An area of business that has changed a lot is Investor Relations (IR). The main focus of the role is to work with the public company shareholders whether through their direct inquiries, in Security Exchange Commission (SEC) filings or the company’s Annual Report. A related, and often more important, role is to be the interface between the company and the various security analysts who follow their industry and make stock buy and sell recommendations.

Historically, this job also involved writing or assisting in writing press releases, SEC filings and, of course, the Annual Report. For this reason, people with Communication degrees would often get the job and then have to learn the financial side of the business.

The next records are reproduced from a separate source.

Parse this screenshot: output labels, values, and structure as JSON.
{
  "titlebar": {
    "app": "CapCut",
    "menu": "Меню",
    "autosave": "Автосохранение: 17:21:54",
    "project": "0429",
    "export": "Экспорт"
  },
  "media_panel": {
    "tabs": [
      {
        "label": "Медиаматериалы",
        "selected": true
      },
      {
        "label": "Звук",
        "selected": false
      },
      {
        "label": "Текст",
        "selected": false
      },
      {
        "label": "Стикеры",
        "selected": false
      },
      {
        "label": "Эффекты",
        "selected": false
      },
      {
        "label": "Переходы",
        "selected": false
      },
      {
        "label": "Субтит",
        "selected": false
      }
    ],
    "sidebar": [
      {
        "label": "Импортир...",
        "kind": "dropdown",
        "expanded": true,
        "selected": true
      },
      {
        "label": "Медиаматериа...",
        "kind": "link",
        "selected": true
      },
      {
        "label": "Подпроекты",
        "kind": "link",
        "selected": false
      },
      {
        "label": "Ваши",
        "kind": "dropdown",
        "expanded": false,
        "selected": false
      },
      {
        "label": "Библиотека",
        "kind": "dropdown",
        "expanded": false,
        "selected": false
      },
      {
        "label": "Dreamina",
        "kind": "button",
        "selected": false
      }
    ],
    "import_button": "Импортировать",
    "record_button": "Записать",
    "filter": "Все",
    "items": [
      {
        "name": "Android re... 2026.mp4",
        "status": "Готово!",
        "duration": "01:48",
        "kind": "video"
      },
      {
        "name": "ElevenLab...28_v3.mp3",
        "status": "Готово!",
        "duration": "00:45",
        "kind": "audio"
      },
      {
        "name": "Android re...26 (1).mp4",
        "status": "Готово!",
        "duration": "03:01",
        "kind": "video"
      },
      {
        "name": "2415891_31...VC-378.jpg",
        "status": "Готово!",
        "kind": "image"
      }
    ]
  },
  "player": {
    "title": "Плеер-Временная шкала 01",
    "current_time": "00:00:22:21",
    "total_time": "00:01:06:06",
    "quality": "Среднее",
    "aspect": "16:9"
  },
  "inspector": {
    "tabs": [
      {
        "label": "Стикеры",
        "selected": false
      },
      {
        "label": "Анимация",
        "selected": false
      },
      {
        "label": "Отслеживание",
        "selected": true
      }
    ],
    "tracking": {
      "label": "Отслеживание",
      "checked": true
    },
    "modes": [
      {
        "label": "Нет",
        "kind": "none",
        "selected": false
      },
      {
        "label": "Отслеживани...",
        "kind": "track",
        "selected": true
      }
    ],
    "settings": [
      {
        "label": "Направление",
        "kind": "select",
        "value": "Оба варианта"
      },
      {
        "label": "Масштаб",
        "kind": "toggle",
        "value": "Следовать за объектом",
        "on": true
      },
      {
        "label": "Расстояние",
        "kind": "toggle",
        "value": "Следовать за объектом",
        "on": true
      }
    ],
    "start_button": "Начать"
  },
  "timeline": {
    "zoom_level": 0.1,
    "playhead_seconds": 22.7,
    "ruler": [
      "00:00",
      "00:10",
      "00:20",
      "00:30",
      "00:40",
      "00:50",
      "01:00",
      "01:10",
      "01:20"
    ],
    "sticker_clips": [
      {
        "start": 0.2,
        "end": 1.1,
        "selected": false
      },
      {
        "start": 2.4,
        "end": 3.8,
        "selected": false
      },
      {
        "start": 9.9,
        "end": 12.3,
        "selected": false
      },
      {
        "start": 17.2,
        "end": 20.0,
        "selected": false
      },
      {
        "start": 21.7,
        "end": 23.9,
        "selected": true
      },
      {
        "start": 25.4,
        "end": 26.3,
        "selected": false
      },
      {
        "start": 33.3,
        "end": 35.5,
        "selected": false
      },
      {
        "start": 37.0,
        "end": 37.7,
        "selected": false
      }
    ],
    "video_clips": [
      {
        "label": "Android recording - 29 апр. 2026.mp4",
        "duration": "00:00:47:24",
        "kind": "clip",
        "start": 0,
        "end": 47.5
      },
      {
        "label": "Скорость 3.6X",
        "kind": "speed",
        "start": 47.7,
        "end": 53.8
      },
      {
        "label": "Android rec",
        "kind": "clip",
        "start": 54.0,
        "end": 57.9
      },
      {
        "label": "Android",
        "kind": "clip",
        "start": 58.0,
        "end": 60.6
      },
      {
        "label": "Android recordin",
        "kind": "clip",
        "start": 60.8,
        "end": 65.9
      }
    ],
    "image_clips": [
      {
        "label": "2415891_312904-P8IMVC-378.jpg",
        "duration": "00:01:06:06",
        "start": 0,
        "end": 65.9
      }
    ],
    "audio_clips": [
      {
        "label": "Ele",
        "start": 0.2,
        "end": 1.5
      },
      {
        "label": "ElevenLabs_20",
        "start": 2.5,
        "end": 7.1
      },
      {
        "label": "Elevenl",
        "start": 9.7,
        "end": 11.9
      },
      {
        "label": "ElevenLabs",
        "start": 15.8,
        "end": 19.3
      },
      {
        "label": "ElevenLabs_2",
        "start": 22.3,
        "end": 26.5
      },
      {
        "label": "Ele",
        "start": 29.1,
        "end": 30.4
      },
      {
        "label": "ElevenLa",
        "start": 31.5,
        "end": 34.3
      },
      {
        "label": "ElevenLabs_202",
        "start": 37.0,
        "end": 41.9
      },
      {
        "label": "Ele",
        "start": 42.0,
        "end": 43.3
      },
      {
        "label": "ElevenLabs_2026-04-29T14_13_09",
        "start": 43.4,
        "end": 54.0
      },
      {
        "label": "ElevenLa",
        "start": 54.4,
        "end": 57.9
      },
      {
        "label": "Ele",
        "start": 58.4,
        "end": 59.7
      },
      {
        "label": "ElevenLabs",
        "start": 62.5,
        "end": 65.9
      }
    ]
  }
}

In some companies, the role of Public Relations and Investor Relations were either combined or at least reported to the same superior.

More recently, this job was often given to a young, up-and-coming person in the corporate finance group and carried a non-officer title like Manager or Director. Hopefully you would pick someone who could write and communicate well. The job would report to either the firm’s Treasurer or Chief Financial Officer. This is how my old firm, USG Corporation, handled it for many years. Investor Relations was also an area that a young financial man or woman could move into enabling them to gain valuable time with the senior officers-sometimes even the Chairman/CEO on regular trips to meet the financial Wizards in New York City. I would often suggest to young people that IR would be a very positive addition to a resume.

Nowadays, the job is more complicated than ever per a recent Wall Street Journal article. This is due to the volatile stock markets, shareholder activism and the SEC rules such as Regulation FD which requires fair and even disclosure to the public.

Today a fifth of large public firms employ former security analysts in this role. The theory is that they already know the company and how to explain it better than anyone. Many other public firms are now using more seasoned (that means older) financial people in the head IR role. In both these cases the title today would probably be Vice President.

But the Journal article goes even further. There is now a credential called the Investor Relation Charter that can be obtained with three years of direct experience and by passing a test which covers ten core subjects such as capital markets and regulatory compliance. This makes sense for a role which can impact a firm’s stock price. This also represents the latest swing from communication majors to financial professionals; a move which I also agree with. Investor Relations can still be a fine stepping stone in a financial career. The certification will only lend more creditability to the role.

Maybe someone can now come up with a way to test and certify Human Resource people!